Exercise objective
Write out all records as given; omit images.

━━━ Source information

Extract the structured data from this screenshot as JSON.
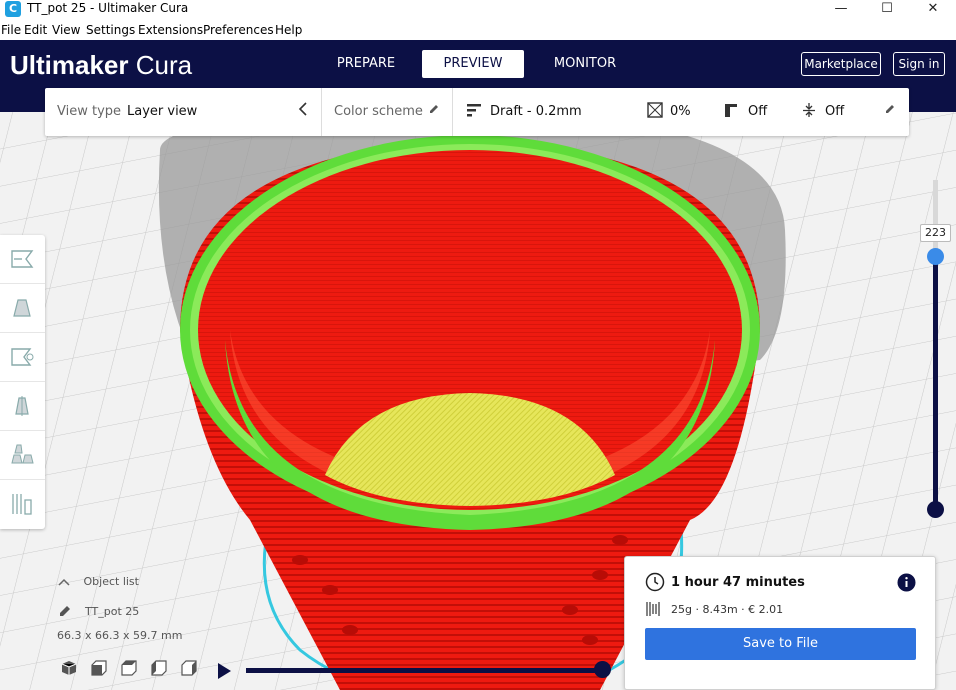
{
  "window": {
    "title": "TT_pot 25 - Ultimaker Cura",
    "app_icon": "C",
    "minimize": "—",
    "maximize": "☐",
    "close": "✕"
  },
  "menu": [
    "File",
    "Edit",
    "View",
    "Settings",
    "Extensions",
    "Preferences",
    "Help"
  ],
  "header": {
    "logo_bold": "Ultimaker",
    "logo_light": "Cura",
    "tabs": [
      "PREPARE",
      "PREVIEW",
      "MONITOR"
    ],
    "active_tab": "PREVIEW",
    "marketplace": "Marketplace",
    "sign_in": "Sign in"
  },
  "toolbar": {
    "view_type_label": "View type",
    "view_type_value": "Layer view",
    "color_scheme_label": "Color scheme",
    "profile": "Draft - 0.2mm",
    "infill": "0%",
    "support": "Off",
    "adhesion": "Off"
  },
  "layer_slider": {
    "current_layer": "223"
  },
  "object": {
    "list_label": "Object list",
    "name": "TT_pot 25",
    "dimensions": "66.3 x 66.3 x 59.7 mm"
  },
  "print_panel": {
    "time": "1 hour 47 minutes",
    "material": "25g · 8.43m · € 2.01",
    "save_button": "Save to File"
  },
  "colors": {
    "header_bg": "#0c1045",
    "accent_blue": "#2f73df",
    "wall_red": "#ee1a10",
    "skin_yellow": "#e6e65a",
    "inner_green": "#5fdc3a",
    "travel_cyan": "#35c8e0"
  },
  "icons": {
    "collapse": "chevron-left-icon",
    "edit": "pencil-icon",
    "profile": "profile-bars-icon",
    "infill": "infill-icon",
    "support": "support-icon",
    "adhesion": "adhesion-icon",
    "info": "info-icon",
    "clock": "clock-icon",
    "spool": "spool-icon",
    "play": "play-icon"
  }
}
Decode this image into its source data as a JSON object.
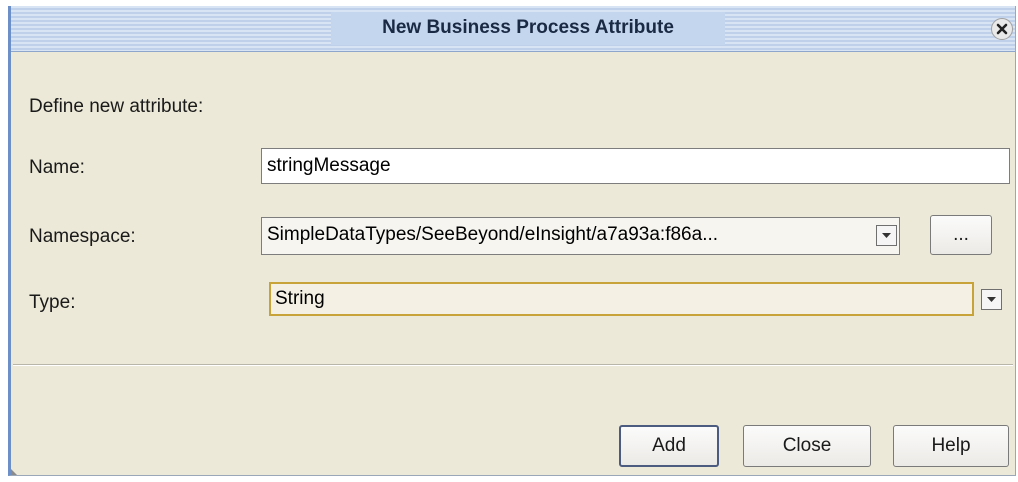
{
  "window": {
    "title": "New Business Process Attribute"
  },
  "form": {
    "heading": "Define new attribute:",
    "name_label": "Name:",
    "name_value": "stringMessage",
    "namespace_label": "Namespace:",
    "namespace_value": "SimpleDataTypes/SeeBeyond/eInsight/a7a93a:f86a...",
    "browse_label": "...",
    "type_label": "Type:",
    "type_value": "String"
  },
  "buttons": {
    "add": "Add",
    "close": "Close",
    "help": "Help"
  },
  "icons": {
    "close": "close-icon",
    "dropdown": "chevron-down-icon"
  },
  "colors": {
    "dialog_bg": "#ece9d8",
    "title_text": "#1b2a44",
    "focus_border": "#c8a33a"
  }
}
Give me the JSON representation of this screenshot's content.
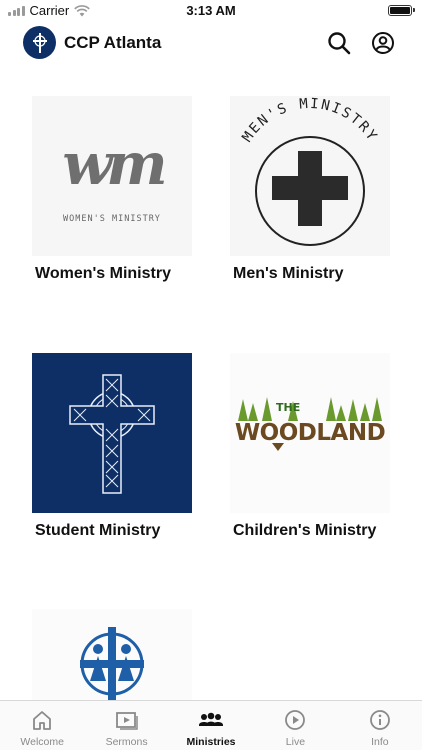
{
  "status_bar": {
    "carrier": "Carrier",
    "time": "3:13 AM"
  },
  "header": {
    "title": "CCP Atlanta",
    "search_icon": "search-icon",
    "account_icon": "account-icon"
  },
  "ministries": [
    {
      "label": "Women's Ministry",
      "logo_text": "WOMEN'S MINISTRY"
    },
    {
      "label": "Men's Ministry",
      "logo_text": "MEN'S MINISTRY"
    },
    {
      "label": "Student Ministry"
    },
    {
      "label": "Children's Ministry",
      "logo_text_the": "THE",
      "logo_text_main": "WOODLAND"
    },
    {
      "label": ""
    }
  ],
  "tabs": [
    {
      "label": "Welcome",
      "icon": "home-icon",
      "active": false
    },
    {
      "label": "Sermons",
      "icon": "video-icon",
      "active": false
    },
    {
      "label": "Ministries",
      "icon": "people-icon",
      "active": true
    },
    {
      "label": "Live",
      "icon": "play-icon",
      "active": false
    },
    {
      "label": "Info",
      "icon": "info-icon",
      "active": false
    }
  ],
  "colors": {
    "brand_navy": "#0d2f66",
    "card_bg": "#f6f6f6",
    "woodland_green": "#6a9a2e",
    "woodland_brown": "#6b4a22",
    "accent_blue": "#1f5fa8"
  }
}
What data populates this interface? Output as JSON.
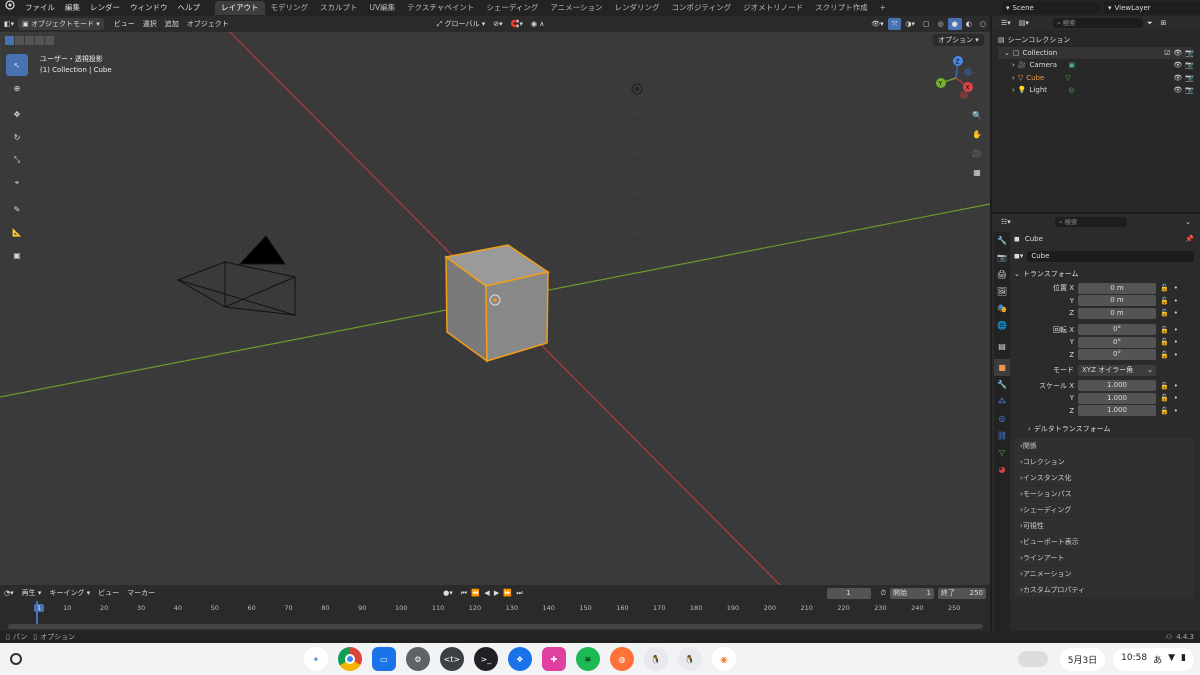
{
  "topbar": {
    "menus": [
      "ファイル",
      "編集",
      "レンダー",
      "ウィンドウ",
      "ヘルプ"
    ],
    "workspaces": [
      "レイアウト",
      "モデリング",
      "スカルプト",
      "UV編集",
      "テクスチャペイント",
      "シェーディング",
      "アニメーション",
      "レンダリング",
      "コンポジティング",
      "ジオメトリノード",
      "スクリプト作成"
    ],
    "add_tab": "+",
    "scene": "Scene",
    "view_layer": "ViewLayer"
  },
  "vp_header": {
    "mode": "オブジェクトモード",
    "menus": [
      "ビュー",
      "選択",
      "追加",
      "オブジェクト"
    ],
    "orientation": "グローバル",
    "options": "オプション"
  },
  "viewport": {
    "view_name": "ユーザー・透視投影",
    "collection_path": "(1) Collection | Cube"
  },
  "gizmo": {
    "x": "X",
    "y": "Y",
    "z": "Z"
  },
  "outliner": {
    "search_placeholder": "検索",
    "root": "シーンコレクション",
    "collection": "Collection",
    "items": [
      {
        "name": "Camera",
        "color": "#e89a4b"
      },
      {
        "name": "Cube",
        "color": "#e89a4b"
      },
      {
        "name": "Light",
        "color": "#e89a4b"
      }
    ]
  },
  "props": {
    "search_placeholder": "検索",
    "object_name": "Cube",
    "data_name": "Cube",
    "transform_title": "トランスフォーム",
    "location": {
      "label": "位置 X",
      "x": "0 m",
      "y": "0 m",
      "z": "0 m"
    },
    "rotation": {
      "label": "回転 X",
      "x": "0°",
      "y": "0°",
      "z": "0°"
    },
    "mode_label": "モード",
    "mode_value": "XYZ オイラー角",
    "scale": {
      "label": "スケール X",
      "x": "1.000",
      "y": "1.000",
      "z": "1.000"
    },
    "axis_y": "Y",
    "axis_z": "Z",
    "delta": "デルタトランスフォーム",
    "panels": [
      "関係",
      "コレクション",
      "インスタンス化",
      "モーションパス",
      "シェーディング",
      "可視性",
      "ビューポート表示",
      "ラインアート",
      "アニメーション",
      "カスタムプロパティ"
    ]
  },
  "timeline": {
    "menus": [
      "再生",
      "キーイング",
      "ビュー",
      "マーカー"
    ],
    "current": "1",
    "start_label": "開始",
    "start": "1",
    "end_label": "終了",
    "end": "250",
    "ticks": [
      "1",
      "10",
      "20",
      "30",
      "40",
      "50",
      "60",
      "70",
      "80",
      "90",
      "100",
      "110",
      "120",
      "130",
      "140",
      "150",
      "160",
      "170",
      "180",
      "190",
      "200",
      "210",
      "220",
      "230",
      "240",
      "250"
    ]
  },
  "status": {
    "pan": "パン",
    "options": "オプション",
    "version": "4.4.3"
  },
  "taskbar": {
    "date": "5月3日",
    "ime": "あ",
    "time": "10:58"
  },
  "colors": {
    "accent": "#4772b3",
    "selection": "#f29e1b",
    "x_axis": "#b03a3a",
    "y_axis": "#6b9a2a"
  }
}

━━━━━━

Your response
Extract the structured data from this screenshot as JSON.
{
  "window": {
    "title": "TT_pot 25 - Ultimaker Cura",
    "app_icon": "C",
    "minimize": "—",
    "maximize": "☐",
    "close": "✕"
  },
  "menu": [
    "File",
    "Edit",
    "View",
    "Settings",
    "Extensions",
    "Preferences",
    "Help"
  ],
  "header": {
    "logo_bold": "Ultimaker",
    "logo_light": "Cura",
    "tabs": [
      "PREPARE",
      "PREVIEW",
      "MONITOR"
    ],
    "active_tab": "PREVIEW",
    "marketplace": "Marketplace",
    "sign_in": "Sign in"
  },
  "toolbar": {
    "view_type_label": "View type",
    "view_type_value": "Layer view",
    "color_scheme_label": "Color scheme",
    "profile": "Draft - 0.2mm",
    "infill": "0%",
    "support": "Off",
    "adhesion": "Off"
  },
  "layer_slider": {
    "current_layer": "223"
  },
  "object": {
    "list_label": "Object list",
    "name": "TT_pot 25",
    "dimensions": "66.3 x 66.3 x 59.7 mm"
  },
  "print_panel": {
    "time": "1 hour 47 minutes",
    "material": "25g · 8.43m · € 2.01",
    "save_button": "Save to File"
  },
  "colors": {
    "header_bg": "#0c1045",
    "accent_blue": "#2f73df",
    "wall_red": "#ee1a10",
    "skin_yellow": "#e6e65a",
    "inner_green": "#5fdc3a",
    "travel_cyan": "#35c8e0"
  },
  "icons": {
    "collapse": "chevron-left-icon",
    "edit": "pencil-icon",
    "profile": "profile-bars-icon",
    "infill": "infill-icon",
    "support": "support-icon",
    "adhesion": "adhesion-icon",
    "info": "info-icon",
    "clock": "clock-icon",
    "spool": "spool-icon",
    "play": "play-icon"
  }
}
Decode this image into its source data as a JSON object.
{
  "window": {
    "title": "New Business Process Attribute"
  },
  "form": {
    "heading": "Define new attribute:",
    "name_label": "Name:",
    "name_value": "stringMessage",
    "namespace_label": "Namespace:",
    "namespace_value": "SimpleDataTypes/SeeBeyond/eInsight/a7a93a:f86a...",
    "browse_label": "...",
    "type_label": "Type:",
    "type_value": "String"
  },
  "buttons": {
    "add": "Add",
    "close": "Close",
    "help": "Help"
  },
  "icons": {
    "close": "close-icon",
    "dropdown": "chevron-down-icon"
  },
  "colors": {
    "dialog_bg": "#ece9d8",
    "title_text": "#1b2a44",
    "focus_border": "#c8a33a"
  }
}
Give me the JSON representation of this screenshot's content.
{
  "status_bar": {
    "carrier": "Carrier",
    "time": "3:13 AM"
  },
  "header": {
    "title": "CCP Atlanta",
    "search_icon": "search-icon",
    "account_icon": "account-icon"
  },
  "ministries": [
    {
      "label": "Women's Ministry",
      "logo_text": "WOMEN'S MINISTRY"
    },
    {
      "label": "Men's Ministry",
      "logo_text": "MEN'S MINISTRY"
    },
    {
      "label": "Student Ministry"
    },
    {
      "label": "Children's Ministry",
      "logo_text_the": "THE",
      "logo_text_main": "WOODLAND"
    },
    {
      "label": ""
    }
  ],
  "tabs": [
    {
      "label": "Welcome",
      "icon": "home-icon",
      "active": false
    },
    {
      "label": "Sermons",
      "icon": "video-icon",
      "active": false
    },
    {
      "label": "Ministries",
      "icon": "people-icon",
      "active": true
    },
    {
      "label": "Live",
      "icon": "play-icon",
      "active": false
    },
    {
      "label": "Info",
      "icon": "info-icon",
      "active": false
    }
  ],
  "colors": {
    "brand_navy": "#0d2f66",
    "card_bg": "#f6f6f6",
    "woodland_green": "#6a9a2e",
    "woodland_brown": "#6b4a22",
    "accent_blue": "#1f5fa8"
  }
}
What data populates this interface? Output as JSON.
{
  "topbar": {
    "menus": [
      "ファイル",
      "編集",
      "レンダー",
      "ウィンドウ",
      "ヘルプ"
    ],
    "workspaces": [
      "レイアウト",
      "モデリング",
      "スカルプト",
      "UV編集",
      "テクスチャペイント",
      "シェーディング",
      "アニメーション",
      "レンダリング",
      "コンポジティング",
      "ジオメトリノード",
      "スクリプト作成"
    ],
    "add_tab": "+",
    "scene": "Scene",
    "view_layer": "ViewLayer"
  },
  "vp_header": {
    "mode": "オブジェクトモード",
    "menus": [
      "ビュー",
      "選択",
      "追加",
      "オブジェクト"
    ],
    "orientation": "グローバル",
    "options": "オプション"
  },
  "viewport": {
    "view_name": "ユーザー・透視投影",
    "collection_path": "(1) Collection | Cube"
  },
  "gizmo": {
    "x": "X",
    "y": "Y",
    "z": "Z"
  },
  "outliner": {
    "search_placeholder": "検索",
    "root": "シーンコレクション",
    "collection": "Collection",
    "items": [
      {
        "name": "Camera",
        "color": "#e89a4b"
      },
      {
        "name": "Cube",
        "color": "#e89a4b"
      },
      {
        "name": "Light",
        "color": "#e89a4b"
      }
    ]
  },
  "props": {
    "search_placeholder": "検索",
    "object_name": "Cube",
    "data_name": "Cube",
    "transform_title": "トランスフォーム",
    "location": {
      "label": "位置 X",
      "x": "0 m",
      "y": "0 m",
      "z": "0 m"
    },
    "rotation": {
      "label": "回転 X",
      "x": "0°",
      "y": "0°",
      "z": "0°"
    },
    "mode_label": "モード",
    "mode_value": "XYZ オイラー角",
    "scale": {
      "label": "スケール X",
      "x": "1.000",
      "y": "1.000",
      "z": "1.000"
    },
    "axis_y": "Y",
    "axis_z": "Z",
    "delta": "デルタトランスフォーム",
    "panels": [
      "関係",
      "コレクション",
      "インスタンス化",
      "モーションパス",
      "シェーディング",
      "可視性",
      "ビューポート表示",
      "ラインアート",
      "アニメーション",
      "カスタムプロパティ"
    ]
  },
  "timeline": {
    "menus": [
      "再生",
      "キーイング",
      "ビュー",
      "マーカー"
    ],
    "current": "1",
    "start_label": "開始",
    "start": "1",
    "end_label": "終了",
    "end": "250",
    "ticks": [
      "1",
      "10",
      "20",
      "30",
      "40",
      "50",
      "60",
      "70",
      "80",
      "90",
      "100",
      "110",
      "120",
      "130",
      "140",
      "150",
      "160",
      "170",
      "180",
      "190",
      "200",
      "210",
      "220",
      "230",
      "240",
      "250"
    ]
  },
  "status": {
    "pan": "パン",
    "options": "オプション",
    "version": "4.4.3"
  },
  "taskbar": {
    "date": "5月3日",
    "ime": "あ",
    "time": "10:58"
  },
  "colors": {
    "accent": "#4772b3",
    "selection": "#f29e1b",
    "x_axis": "#b03a3a",
    "y_axis": "#6b9a2a"
  }
}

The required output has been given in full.